• What the exercise asks
Pull every line containing "JSON" from the listing.

• Exercise input
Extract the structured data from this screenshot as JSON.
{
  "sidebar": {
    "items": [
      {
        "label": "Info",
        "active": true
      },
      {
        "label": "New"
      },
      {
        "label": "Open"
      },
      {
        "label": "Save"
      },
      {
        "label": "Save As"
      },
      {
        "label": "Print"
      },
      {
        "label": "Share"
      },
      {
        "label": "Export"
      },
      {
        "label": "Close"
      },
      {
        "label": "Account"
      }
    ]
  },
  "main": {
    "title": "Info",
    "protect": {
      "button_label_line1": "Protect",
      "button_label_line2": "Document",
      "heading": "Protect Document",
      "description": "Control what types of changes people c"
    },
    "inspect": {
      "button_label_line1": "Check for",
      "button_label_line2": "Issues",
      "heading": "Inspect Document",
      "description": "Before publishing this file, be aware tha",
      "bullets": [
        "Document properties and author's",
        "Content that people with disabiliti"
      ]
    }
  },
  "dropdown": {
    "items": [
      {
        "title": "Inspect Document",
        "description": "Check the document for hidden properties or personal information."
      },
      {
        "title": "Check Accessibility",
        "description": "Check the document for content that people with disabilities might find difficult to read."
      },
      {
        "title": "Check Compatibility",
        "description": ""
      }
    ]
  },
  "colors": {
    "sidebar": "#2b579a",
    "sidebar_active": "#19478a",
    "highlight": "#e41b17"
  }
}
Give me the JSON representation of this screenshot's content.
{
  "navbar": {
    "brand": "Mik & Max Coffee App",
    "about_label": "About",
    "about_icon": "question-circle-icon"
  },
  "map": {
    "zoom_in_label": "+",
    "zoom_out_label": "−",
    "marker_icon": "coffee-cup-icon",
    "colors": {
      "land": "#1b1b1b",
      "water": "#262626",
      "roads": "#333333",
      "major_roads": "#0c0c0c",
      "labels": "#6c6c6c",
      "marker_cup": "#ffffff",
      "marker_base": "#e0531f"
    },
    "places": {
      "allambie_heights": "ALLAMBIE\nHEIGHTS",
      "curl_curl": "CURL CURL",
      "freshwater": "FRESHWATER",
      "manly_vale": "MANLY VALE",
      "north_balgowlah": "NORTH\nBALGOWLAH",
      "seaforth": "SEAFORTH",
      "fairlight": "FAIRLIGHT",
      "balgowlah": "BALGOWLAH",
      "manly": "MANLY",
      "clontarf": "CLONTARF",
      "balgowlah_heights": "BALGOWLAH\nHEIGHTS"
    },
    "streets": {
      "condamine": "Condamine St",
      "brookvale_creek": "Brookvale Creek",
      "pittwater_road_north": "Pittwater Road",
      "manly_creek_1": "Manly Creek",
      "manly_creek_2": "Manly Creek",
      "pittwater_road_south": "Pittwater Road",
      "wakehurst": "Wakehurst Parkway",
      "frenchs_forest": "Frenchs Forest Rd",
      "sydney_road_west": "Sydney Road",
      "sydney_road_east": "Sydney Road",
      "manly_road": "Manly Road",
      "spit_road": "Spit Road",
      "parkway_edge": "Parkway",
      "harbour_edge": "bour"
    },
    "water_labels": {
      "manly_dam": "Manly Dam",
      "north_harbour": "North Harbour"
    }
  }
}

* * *

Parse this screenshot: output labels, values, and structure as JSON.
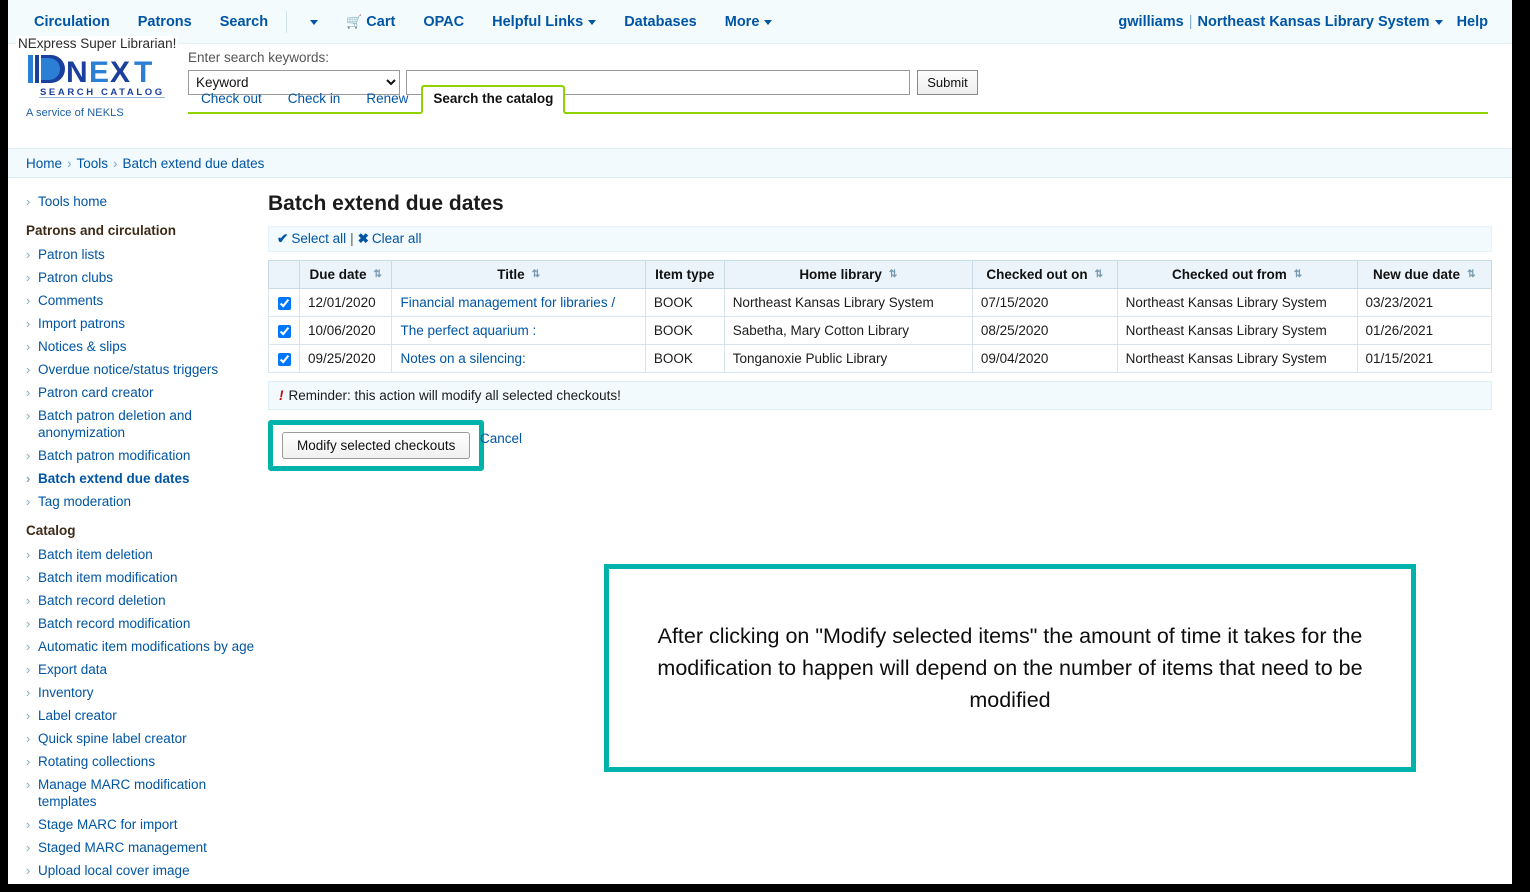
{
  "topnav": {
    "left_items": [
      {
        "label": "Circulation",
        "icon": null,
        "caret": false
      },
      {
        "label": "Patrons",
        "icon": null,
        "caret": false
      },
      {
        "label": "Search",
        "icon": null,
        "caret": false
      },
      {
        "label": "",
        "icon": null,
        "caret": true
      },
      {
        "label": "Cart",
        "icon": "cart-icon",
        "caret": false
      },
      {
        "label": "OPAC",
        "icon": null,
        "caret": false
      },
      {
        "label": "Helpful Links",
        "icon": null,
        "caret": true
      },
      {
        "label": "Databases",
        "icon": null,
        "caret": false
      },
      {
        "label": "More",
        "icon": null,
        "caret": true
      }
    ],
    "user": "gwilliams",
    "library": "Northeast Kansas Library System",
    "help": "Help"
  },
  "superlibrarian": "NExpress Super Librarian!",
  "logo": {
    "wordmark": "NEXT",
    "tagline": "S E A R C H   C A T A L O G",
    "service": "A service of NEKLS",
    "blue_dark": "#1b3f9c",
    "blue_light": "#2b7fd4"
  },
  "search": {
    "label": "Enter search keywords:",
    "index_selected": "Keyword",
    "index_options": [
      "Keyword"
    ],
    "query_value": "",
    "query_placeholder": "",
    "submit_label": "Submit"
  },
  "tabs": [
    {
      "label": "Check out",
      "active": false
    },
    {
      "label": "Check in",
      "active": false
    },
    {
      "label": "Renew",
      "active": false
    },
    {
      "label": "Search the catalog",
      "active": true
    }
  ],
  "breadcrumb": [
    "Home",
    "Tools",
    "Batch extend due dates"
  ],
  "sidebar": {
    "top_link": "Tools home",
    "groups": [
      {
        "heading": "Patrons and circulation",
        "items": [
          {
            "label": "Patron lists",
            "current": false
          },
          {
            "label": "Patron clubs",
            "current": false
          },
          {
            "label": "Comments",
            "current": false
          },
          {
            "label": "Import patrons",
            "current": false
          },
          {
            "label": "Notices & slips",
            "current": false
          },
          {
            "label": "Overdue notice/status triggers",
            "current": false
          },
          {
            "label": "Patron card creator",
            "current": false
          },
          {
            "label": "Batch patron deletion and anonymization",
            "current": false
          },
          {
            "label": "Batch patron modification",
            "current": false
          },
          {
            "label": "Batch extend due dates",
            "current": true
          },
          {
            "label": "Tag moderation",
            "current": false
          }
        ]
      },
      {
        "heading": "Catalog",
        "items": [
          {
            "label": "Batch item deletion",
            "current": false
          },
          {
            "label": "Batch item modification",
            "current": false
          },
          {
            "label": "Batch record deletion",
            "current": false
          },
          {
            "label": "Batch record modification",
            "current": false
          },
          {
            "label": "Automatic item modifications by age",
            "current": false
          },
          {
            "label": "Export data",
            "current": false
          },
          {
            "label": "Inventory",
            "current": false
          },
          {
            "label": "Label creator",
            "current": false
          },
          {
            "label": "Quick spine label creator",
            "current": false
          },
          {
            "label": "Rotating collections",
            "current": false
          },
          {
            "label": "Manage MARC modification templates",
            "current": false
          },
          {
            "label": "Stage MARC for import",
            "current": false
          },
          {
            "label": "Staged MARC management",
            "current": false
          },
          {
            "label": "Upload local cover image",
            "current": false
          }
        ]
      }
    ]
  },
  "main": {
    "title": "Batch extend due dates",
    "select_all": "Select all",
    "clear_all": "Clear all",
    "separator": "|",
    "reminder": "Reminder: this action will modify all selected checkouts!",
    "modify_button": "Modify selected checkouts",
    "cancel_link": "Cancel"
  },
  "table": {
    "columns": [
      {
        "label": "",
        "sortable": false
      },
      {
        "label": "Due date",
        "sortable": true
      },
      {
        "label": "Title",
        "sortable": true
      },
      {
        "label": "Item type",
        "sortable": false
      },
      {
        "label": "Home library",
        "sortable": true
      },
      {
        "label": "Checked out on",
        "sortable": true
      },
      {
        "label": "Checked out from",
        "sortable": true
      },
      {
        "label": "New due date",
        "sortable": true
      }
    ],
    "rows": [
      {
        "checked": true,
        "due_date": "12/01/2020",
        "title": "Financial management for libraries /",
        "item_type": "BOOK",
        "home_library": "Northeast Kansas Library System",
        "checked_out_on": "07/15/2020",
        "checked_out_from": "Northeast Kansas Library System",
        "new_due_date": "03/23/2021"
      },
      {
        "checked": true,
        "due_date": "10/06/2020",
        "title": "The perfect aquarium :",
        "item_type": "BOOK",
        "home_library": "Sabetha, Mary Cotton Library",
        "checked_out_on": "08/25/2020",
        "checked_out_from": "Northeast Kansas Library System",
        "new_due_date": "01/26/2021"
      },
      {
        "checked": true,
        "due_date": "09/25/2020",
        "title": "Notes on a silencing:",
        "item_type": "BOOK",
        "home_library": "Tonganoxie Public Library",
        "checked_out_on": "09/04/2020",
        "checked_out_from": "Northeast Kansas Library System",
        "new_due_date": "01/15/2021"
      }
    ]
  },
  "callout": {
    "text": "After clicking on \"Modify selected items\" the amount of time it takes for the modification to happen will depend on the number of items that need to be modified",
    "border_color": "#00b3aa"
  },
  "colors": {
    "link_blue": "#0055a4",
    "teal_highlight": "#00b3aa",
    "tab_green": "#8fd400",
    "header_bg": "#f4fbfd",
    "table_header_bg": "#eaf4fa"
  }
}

• Response area
Extract the structured data from this screenshot as JSON.
Give me the JSON representation of this screenshot's content.
Parse this screenshot: output labels, values, and structure as JSON.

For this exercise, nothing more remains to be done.